Countless of superstitious beliefs associated with food can be heard and seen around the world. From bread to fish to dairy products to meat, almost every food has an attached tale of practices resulting from fear of the unknown, or trust in magic or chance. Many of these food and drink superstitions came about because of life ceremonies connected with such events as births and weddings, or because people established customs and status symbols around eating or abstaining from certain foods.

And while many of these peculiar food rituals are now being regarded as part of bygone civilizations, a few still persist up to these days. Thanks to modern-day people who have chosen to continuously patronize the supposed morsel of truth behind these bizarre customs, food and superstitions still go hand and hand in all corners of the globe.

Whether you believe them or not, here are some of the known connections between the food that we eat and the amazing beliefs that go with.


Breaking bread, for example, in someone’s hand supposedly brings bad luck. Nevertheless, it’s advisable to break — not cut — the first bread that comes out of the oven. It’s been said that it’s unlucky to cut it.

Another belief is that you should not leave a knife in an unsliced loaf of bread. If you do, you could be stabbing the source of your blessings. But bread may increase your chances for a long life if you follow the age-old practice of passing bread around your table at mealtime. When you break bread, or share bread, with strangers, you can expect, as superstitiously believed to establish friendships. Of course, there’s a practical purpose in this because if you share bread or eat together even with someone you barely know, you’ll like to earn friends or improve friendships.

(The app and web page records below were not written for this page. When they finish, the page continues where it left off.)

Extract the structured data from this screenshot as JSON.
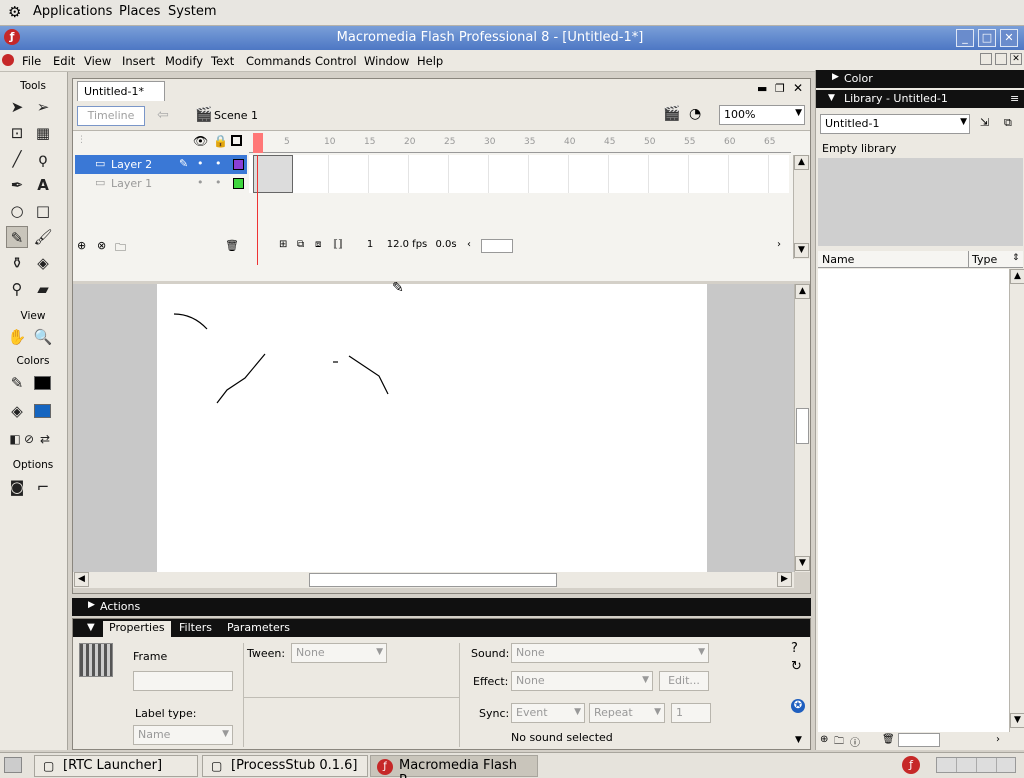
{
  "gnome": {
    "applications": "Applications",
    "places": "Places",
    "system": "System"
  },
  "window": {
    "title": "Macromedia Flash Professional 8 - [Untitled-1*]"
  },
  "menu": [
    "File",
    "Edit",
    "View",
    "Insert",
    "Modify",
    "Text",
    "Commands",
    "Control",
    "Window",
    "Help"
  ],
  "tools": {
    "header": "Tools",
    "view": "View",
    "colors": "Colors",
    "options": "Options",
    "stroke_color": "#000000",
    "fill_color": "#1565c0"
  },
  "doc": {
    "tab": "Untitled-1*",
    "timeline_button": "Timeline",
    "scene": "Scene 1",
    "zoom": "100%"
  },
  "timeline": {
    "ruler": [
      "5",
      "10",
      "15",
      "20",
      "25",
      "30",
      "35",
      "40",
      "45",
      "50",
      "55",
      "60",
      "65"
    ],
    "layers": [
      {
        "name": "Layer 2",
        "color": "#8a3fd6",
        "selected": true
      },
      {
        "name": "Layer 1",
        "color": "#3fd63f",
        "selected": false
      }
    ],
    "current_frame": "1",
    "fps": "12.0 fps",
    "elapsed": "0.0s"
  },
  "actions": {
    "label": "Actions"
  },
  "properties": {
    "tabs": [
      "Properties",
      "Filters",
      "Parameters"
    ],
    "frame_label": "Frame",
    "tween_label": "Tween:",
    "tween_value": "None",
    "label_type_label": "Label type:",
    "label_type_value": "Name",
    "sound_label": "Sound:",
    "sound_value": "None",
    "effect_label": "Effect:",
    "effect_value": "None",
    "edit_button": "Edit...",
    "sync_label": "Sync:",
    "sync_value": "Event",
    "repeat_value": "Repeat",
    "repeat_count": "1",
    "no_sound": "No sound selected"
  },
  "right": {
    "color_title": "Color",
    "library_title": "Library - Untitled-1",
    "library_select": "Untitled-1",
    "empty_text": "Empty library",
    "col_name": "Name",
    "col_type": "Type"
  },
  "taskbar": [
    {
      "label": "[RTC Launcher]",
      "active": false
    },
    {
      "label": "[ProcessStub 0.1.6]",
      "active": false
    },
    {
      "label": "Macromedia Flash P...",
      "active": true
    }
  ]
}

Salt has been an important ingredient in many food preparations then and now. With that comes a collection of superstitious beliefs that have effectuated the common crystalline seasoning as some kind of a magical substance.

In some countries, salt plays a big role when it comes to transferring to a new house. But some people believe that scattering grains of salt on the windows of the house before the occupants formally live in it will protect them from evil spirits as well as bad fortune. This system of warding off evil may be somewhat related to the one Greeks and the Romans practiced during their times. These people offered to their goddesses salt to protect their newborn children, placing a pinch of salt on the baby’s tongue. People carried salt in their pockets to entice good fortune when business was conducted and during ceremonies surrounding events such as births and weddings.

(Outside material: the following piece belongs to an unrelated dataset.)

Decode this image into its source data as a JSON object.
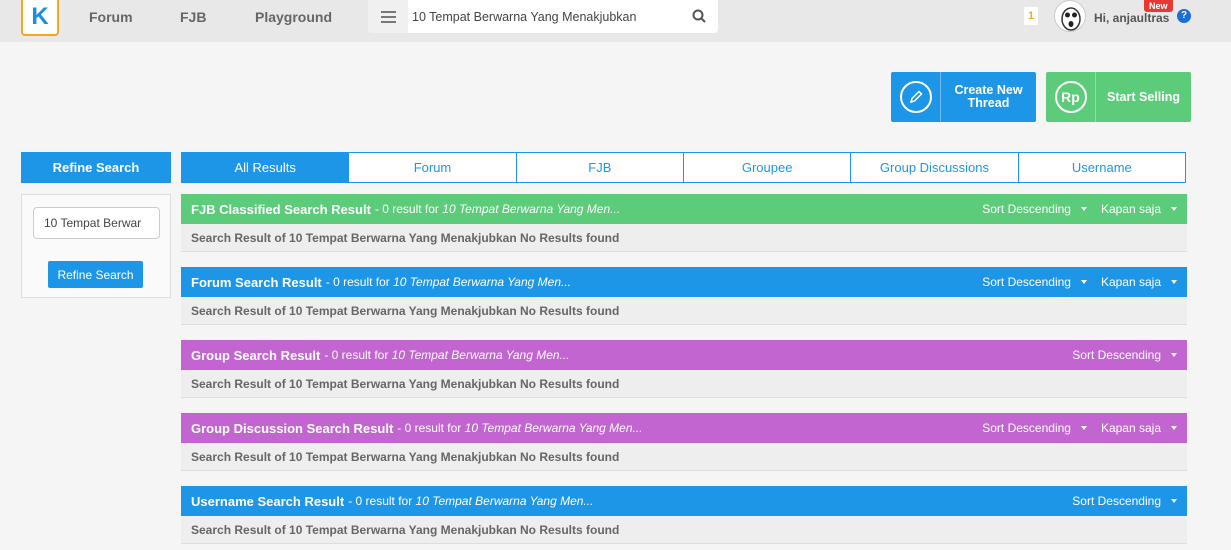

Today, there are people who cling on to the belief that saltshaker should be full on New Year’s Day in order to ensure prosperity throughout the year.


Fruits are some of the most nutritious foods that have blessed men. They help heal wounds, deflect diseases and complement meals. But in many superstitious beliefs, fruits may also bring bad luck to an individual. Anyone who carelessly throws away a banana skin may suffer a painful death, some people believe. Needless to say, such belief carries a pinch of truth on it. You should always watch or be wary of where you throw a banana peel since you or someone else could slip on it and suffer a painful fall.

Not all fruits are the harbingers of unfortunate events though: To our Chinese brothers, whose New Year is based on a lunar calendar and begins with a new moon sometime between late January and February, the luckiest fruits are oranges and tangerines. The reason for this is because these fruits have a natural reddish-orange color, and red is a Chinese symbol of good luck.


eggsFor a long time, the egg wag looked upon as a symbol of the universe, endowed with magical powers that were put into effect in numerous superstitious practices and rituals, particularly fertility rites.

In Europe, the egg was thought to bring life to various crops. When it was time to sow grain, a farmer would take an egg into the field to ensure that the grain would sprout and grow well. Some farmers would throw eggshells onto the ground between rows of grain or vegetables, believing that this would help bring about a good yield in the process.

Speak Your Mind


buzzoole code